- What do you enjoy most and least about your job?
- How did you get your job?
- Did the job differ from what you expected?
- What degree did you do? Was it useful?

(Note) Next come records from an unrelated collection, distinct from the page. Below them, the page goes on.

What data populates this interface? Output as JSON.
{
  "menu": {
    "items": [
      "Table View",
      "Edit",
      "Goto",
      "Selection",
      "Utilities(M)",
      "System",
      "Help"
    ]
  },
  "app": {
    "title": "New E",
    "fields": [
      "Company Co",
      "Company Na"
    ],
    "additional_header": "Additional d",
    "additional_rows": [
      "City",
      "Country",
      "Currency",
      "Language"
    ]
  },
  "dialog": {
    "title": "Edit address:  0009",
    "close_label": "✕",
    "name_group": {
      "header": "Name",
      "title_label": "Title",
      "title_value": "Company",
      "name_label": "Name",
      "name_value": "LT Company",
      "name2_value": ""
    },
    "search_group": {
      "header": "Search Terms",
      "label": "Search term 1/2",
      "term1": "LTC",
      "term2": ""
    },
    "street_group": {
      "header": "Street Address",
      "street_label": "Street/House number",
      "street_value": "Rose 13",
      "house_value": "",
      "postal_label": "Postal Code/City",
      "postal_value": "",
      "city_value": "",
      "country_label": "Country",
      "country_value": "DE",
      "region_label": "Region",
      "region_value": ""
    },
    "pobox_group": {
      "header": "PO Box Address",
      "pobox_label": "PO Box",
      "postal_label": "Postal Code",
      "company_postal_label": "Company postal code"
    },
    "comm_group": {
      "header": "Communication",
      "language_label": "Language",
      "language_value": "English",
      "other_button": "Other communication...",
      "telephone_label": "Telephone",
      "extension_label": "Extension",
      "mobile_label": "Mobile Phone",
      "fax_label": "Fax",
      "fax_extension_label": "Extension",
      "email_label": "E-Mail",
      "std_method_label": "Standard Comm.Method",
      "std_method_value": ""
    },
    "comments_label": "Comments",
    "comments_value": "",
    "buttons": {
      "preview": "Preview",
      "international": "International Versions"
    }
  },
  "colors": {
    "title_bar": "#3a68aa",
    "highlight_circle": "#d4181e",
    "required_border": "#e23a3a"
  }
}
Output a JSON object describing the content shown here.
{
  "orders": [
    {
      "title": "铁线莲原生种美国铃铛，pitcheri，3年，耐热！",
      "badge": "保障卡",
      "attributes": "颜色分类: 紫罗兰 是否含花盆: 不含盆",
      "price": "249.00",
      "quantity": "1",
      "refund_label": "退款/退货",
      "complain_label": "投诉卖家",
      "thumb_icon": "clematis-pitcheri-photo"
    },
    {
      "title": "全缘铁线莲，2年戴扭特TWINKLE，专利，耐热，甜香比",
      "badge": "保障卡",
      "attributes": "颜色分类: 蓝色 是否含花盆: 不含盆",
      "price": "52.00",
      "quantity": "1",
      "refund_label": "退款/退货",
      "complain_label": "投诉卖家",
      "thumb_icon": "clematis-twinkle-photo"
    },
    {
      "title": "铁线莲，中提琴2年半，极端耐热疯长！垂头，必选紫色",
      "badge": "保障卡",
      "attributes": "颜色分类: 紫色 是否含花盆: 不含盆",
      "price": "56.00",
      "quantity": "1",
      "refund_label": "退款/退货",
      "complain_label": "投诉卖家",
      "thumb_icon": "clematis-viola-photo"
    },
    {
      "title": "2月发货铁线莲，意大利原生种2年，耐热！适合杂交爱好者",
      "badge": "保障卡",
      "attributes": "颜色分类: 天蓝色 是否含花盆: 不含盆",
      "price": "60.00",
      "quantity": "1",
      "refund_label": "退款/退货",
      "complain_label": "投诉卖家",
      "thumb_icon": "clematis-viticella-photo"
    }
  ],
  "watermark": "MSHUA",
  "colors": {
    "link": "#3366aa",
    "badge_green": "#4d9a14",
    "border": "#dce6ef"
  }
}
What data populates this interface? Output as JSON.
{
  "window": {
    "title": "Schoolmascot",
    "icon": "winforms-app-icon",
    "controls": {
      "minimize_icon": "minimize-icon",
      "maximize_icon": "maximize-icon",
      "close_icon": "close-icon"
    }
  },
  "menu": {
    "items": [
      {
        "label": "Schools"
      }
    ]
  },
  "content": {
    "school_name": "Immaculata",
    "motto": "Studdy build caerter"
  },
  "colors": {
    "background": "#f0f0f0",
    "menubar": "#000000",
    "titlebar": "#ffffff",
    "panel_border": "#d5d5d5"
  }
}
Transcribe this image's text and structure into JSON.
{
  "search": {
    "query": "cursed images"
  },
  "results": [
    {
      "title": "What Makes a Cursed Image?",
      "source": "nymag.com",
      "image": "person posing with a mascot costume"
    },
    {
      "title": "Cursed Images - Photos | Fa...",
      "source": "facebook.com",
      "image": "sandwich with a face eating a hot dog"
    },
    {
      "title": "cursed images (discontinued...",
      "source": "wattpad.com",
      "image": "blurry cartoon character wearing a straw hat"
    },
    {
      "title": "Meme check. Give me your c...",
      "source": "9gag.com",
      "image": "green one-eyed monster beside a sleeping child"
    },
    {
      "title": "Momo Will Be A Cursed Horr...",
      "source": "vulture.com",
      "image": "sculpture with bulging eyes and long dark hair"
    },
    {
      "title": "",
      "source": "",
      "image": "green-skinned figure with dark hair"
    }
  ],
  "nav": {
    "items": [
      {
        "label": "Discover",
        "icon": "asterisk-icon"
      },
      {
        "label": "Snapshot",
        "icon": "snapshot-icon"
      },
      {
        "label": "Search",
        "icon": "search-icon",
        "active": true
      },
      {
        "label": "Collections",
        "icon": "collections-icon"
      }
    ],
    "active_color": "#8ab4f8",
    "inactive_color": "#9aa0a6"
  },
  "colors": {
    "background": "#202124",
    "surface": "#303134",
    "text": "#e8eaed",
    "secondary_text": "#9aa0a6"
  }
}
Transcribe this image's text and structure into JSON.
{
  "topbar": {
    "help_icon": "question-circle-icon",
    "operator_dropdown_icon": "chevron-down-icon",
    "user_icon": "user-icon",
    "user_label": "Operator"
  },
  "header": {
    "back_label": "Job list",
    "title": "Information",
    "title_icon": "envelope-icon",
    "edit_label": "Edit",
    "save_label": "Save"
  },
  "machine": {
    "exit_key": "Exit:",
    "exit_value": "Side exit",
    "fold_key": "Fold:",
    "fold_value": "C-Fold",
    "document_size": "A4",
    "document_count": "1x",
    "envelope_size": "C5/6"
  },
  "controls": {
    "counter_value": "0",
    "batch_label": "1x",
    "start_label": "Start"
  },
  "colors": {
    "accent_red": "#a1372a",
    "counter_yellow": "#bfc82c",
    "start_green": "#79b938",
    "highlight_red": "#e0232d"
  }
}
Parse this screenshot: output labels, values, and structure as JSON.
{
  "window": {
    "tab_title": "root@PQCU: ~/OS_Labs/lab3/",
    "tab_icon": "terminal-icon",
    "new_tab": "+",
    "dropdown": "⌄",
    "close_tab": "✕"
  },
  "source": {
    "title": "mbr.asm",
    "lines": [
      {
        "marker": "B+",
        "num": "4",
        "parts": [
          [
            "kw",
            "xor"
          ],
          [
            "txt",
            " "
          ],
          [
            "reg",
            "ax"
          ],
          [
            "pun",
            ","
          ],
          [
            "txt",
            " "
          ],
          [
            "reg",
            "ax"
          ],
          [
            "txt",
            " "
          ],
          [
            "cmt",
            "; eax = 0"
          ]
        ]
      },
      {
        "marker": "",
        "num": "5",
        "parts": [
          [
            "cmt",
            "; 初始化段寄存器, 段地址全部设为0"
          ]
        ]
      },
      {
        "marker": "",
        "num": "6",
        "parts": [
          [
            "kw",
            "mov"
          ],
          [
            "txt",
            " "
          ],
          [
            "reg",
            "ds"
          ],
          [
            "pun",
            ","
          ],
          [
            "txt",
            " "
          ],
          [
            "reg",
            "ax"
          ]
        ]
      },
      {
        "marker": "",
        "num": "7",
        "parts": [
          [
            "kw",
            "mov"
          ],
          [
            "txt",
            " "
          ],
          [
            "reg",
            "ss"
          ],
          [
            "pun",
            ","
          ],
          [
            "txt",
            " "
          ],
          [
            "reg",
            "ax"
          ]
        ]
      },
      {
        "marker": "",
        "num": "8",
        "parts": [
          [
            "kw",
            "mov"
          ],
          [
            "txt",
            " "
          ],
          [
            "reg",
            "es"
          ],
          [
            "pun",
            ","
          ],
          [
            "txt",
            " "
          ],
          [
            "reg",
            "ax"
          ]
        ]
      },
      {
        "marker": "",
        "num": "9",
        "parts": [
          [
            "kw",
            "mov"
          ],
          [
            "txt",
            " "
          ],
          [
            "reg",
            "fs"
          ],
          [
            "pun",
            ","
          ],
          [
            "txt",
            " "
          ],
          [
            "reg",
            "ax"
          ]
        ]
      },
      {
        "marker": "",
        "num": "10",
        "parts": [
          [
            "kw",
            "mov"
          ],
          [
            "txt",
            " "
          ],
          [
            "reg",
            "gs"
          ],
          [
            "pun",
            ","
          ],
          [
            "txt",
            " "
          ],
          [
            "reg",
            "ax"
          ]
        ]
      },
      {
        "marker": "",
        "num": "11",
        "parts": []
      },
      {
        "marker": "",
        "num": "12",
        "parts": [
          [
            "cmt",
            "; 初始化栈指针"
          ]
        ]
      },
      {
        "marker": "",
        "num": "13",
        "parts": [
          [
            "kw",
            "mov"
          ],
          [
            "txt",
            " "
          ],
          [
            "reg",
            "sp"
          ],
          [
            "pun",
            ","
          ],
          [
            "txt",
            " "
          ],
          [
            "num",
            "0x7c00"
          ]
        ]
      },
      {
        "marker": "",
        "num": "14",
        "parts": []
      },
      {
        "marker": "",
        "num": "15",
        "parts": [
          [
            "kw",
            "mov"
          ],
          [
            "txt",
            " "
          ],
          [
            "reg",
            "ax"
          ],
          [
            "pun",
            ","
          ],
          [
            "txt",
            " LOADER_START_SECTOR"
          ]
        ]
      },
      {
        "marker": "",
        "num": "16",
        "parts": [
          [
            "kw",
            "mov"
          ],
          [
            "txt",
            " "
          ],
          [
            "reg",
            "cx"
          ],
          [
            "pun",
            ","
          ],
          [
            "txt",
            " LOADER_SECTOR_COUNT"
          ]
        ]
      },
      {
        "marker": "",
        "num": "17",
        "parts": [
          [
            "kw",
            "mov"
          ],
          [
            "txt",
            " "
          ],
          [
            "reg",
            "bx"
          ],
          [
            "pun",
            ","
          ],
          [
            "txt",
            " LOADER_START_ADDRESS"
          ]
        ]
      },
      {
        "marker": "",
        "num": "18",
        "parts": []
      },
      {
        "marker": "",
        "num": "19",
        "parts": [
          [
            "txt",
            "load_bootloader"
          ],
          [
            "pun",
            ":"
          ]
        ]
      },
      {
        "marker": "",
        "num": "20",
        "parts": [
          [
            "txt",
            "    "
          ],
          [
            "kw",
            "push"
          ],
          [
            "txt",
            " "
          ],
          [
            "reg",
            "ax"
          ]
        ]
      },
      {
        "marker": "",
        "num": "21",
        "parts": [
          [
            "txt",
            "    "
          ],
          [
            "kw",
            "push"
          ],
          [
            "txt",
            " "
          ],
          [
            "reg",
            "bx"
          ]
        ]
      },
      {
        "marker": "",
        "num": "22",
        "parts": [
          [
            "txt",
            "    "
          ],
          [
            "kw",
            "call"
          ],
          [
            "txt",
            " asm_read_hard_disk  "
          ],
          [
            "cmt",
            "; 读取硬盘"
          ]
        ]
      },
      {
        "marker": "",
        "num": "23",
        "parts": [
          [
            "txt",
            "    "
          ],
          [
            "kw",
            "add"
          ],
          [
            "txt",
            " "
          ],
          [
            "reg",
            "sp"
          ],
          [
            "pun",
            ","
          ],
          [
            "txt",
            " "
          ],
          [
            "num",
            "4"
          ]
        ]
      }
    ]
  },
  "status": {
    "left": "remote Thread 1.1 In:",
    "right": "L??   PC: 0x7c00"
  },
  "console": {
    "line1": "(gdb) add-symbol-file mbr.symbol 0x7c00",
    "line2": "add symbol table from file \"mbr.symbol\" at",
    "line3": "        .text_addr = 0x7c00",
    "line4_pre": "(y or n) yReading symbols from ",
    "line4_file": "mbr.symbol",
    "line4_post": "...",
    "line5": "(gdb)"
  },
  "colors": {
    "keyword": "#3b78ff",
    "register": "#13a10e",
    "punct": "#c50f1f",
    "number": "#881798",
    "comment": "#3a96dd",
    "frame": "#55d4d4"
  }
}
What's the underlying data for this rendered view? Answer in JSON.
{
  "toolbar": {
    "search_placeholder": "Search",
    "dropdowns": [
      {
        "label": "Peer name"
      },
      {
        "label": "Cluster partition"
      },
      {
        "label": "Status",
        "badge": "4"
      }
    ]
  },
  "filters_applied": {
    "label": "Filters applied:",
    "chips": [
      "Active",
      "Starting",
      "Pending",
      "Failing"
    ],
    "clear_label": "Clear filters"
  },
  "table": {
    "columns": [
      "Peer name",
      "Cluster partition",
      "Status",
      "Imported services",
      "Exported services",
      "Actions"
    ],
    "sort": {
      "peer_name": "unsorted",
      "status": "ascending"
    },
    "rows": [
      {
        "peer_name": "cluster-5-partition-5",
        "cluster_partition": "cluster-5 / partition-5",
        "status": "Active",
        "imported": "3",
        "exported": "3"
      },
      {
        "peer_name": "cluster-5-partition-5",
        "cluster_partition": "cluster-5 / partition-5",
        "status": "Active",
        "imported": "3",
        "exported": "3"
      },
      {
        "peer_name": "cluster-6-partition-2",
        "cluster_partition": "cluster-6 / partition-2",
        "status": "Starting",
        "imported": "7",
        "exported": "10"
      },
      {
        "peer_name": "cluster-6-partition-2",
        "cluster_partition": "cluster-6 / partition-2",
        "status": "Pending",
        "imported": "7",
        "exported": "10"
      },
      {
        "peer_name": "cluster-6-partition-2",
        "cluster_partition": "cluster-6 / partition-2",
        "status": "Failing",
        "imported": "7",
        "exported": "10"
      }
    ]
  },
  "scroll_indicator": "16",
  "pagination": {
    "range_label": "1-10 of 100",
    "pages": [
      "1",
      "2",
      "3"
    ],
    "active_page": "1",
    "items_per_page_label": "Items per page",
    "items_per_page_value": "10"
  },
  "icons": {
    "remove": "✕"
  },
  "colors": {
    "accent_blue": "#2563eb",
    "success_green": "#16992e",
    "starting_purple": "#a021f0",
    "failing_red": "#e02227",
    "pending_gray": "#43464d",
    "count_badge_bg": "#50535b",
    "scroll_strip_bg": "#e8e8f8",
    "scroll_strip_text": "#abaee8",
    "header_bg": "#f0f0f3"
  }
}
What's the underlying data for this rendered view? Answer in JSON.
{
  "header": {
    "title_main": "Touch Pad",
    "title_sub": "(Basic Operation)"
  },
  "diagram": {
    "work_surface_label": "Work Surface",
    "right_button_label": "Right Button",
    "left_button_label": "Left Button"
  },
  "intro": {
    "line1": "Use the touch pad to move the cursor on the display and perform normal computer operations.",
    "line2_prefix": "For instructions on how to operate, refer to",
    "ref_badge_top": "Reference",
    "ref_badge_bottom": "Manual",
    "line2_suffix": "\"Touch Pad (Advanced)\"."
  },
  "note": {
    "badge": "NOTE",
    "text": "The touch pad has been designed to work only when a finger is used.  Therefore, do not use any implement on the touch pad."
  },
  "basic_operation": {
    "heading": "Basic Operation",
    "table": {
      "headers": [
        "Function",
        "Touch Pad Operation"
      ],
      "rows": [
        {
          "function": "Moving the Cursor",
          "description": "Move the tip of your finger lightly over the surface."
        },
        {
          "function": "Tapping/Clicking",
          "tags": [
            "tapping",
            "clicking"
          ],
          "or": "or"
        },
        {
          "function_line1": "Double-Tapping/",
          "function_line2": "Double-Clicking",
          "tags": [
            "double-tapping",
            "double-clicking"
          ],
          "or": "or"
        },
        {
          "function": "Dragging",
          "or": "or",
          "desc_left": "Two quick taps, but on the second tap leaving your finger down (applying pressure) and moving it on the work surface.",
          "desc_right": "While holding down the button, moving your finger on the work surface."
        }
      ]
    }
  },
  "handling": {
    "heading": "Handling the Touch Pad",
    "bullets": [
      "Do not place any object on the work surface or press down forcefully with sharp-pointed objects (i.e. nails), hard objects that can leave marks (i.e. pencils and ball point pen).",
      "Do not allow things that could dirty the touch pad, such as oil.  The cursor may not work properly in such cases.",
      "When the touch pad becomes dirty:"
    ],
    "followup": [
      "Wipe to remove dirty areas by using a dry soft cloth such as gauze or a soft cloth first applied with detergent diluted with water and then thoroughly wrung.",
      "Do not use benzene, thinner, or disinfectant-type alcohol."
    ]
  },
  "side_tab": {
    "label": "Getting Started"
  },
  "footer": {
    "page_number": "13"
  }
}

Which aspects?
About the job
- Can you tell me about your typical day at work?
- Are there any many training opportunities?
- Do you get a lot of feedback on how you are doing?
- What sort of person fits in well at this company?
About job hunting in that sector
- Do people tend to change jobs and companies for career progression (how often?), or do they pursue promotions internally?
- Where are vacancies advertised? / Where does your company advertise?
- What sort of things make candidates stand out?
- Can you think of any courses or projects I could work on that would help me?
Asking for a favour
(After the above, if the conversation went well)
- Are there any opportunities for work shadowing/temporary work?
- Are there any projects I could help on to get a flavour of the job?
- Who else do you think it would be useful for me to talk to?
You might want to make some notes after a conversation to refer to later – names, tips, whether you got a good feeling that you would fit there?